Engineering. Chemistry. Materials science. Applied physics. Applied mathematics. Every applied discipline that touches the supply chain will need to work together—to join up as a community—to solve the problems of Sustainable Development Goal (SDG) 12: Responsible Consumption and Production. Here we’re sharing thoughts from Jens H. Nielsen at the Technical University of Denmark, an Editor-in-Chief of Glass Structures & Engineering
The overall focus of my research is to provide a basis for a higher degree of utilization of glass in the urban environment.
Many of us think of glass as a transparent material and nothing more. However, glass also have other important and interesting qualities, such as high resistance to corrosion or deterioration in even the most harsh environments, reasonable strength, weight and stiffness properties compared to more commonly used structural materials. The major drawback from the structural engineers’ viewpoint is the brittle nature of glass.
Glass in the building envelope has been increasingly used for centuries due to its transparency; however, more recently glass is also used for load-carrying structural components. Such type of usage feeds new research challenges in order to assist in enabling engineers to design safe and optimized structures using glass.
It is of very high importance, which I guess may be said for all researchers in the engineering disciplines. That said, I find it important to differentiate between research and development when working in the field. I would like to think, that my research should provide tools for the daily work of engineers, meaning that providing the basis for e.g. determination of glass strengths in tempered glass near holes is allowing a designing engineer to more accurately estimate the needed glass thickness for a specific façade element in an actual building.
Extending the use of glass in our society can be related to many of the SDGs. As an example, SDG12 is aiming at sustainability (doing more and better with less), reducing waste etc. Glass is (almost) not deteriorating, raw materials exists in abundance and the recycling rates are very high.
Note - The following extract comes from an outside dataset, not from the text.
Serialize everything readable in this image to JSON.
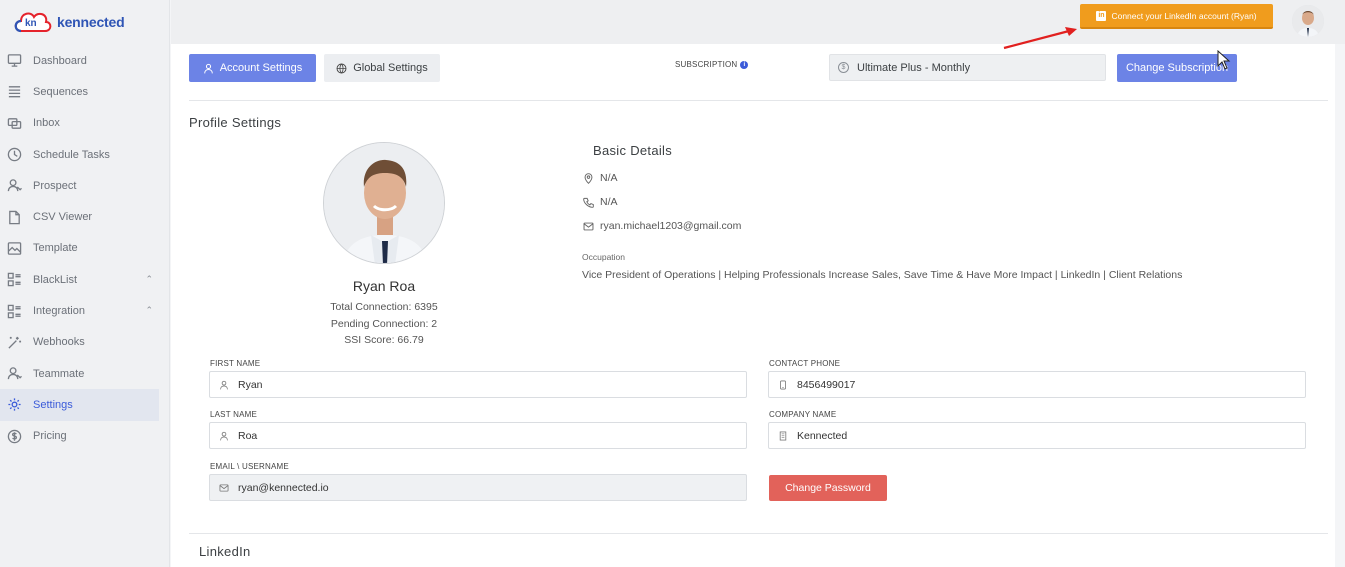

As I see it there are a few channels to distribute my knowledge and to get it out to benefit of the society. However, this is hardly done over night. One important, and often overlooked, channel is the education of students who can new knowledge learned during their studies directly into the companies. Another equally important channel is the international publication to other researchers through journal papers, conferences, webinars etc. which serve as a quality check and also spread the knowledge more efficiently throughout the world.
I guess this is an old classic one, but build your network, be open minded towards collaboration with other research fields and spend time on optimizing your research with the equipment/resources available.
Jens H. Nielsen is an associate professor at the civil engineering department at the Technical University of Denmark (DTU). His research interests include numerical modelling and glass, with a particular interest in the use of glass for load-carrying structural elements and how these can be improved with respect to safety and material consumption. In 2016, together with 4 colleagues, he started the academic journal Glass Structures & Engineering at Springer Nature where is currently one of the Editors-in-Chief.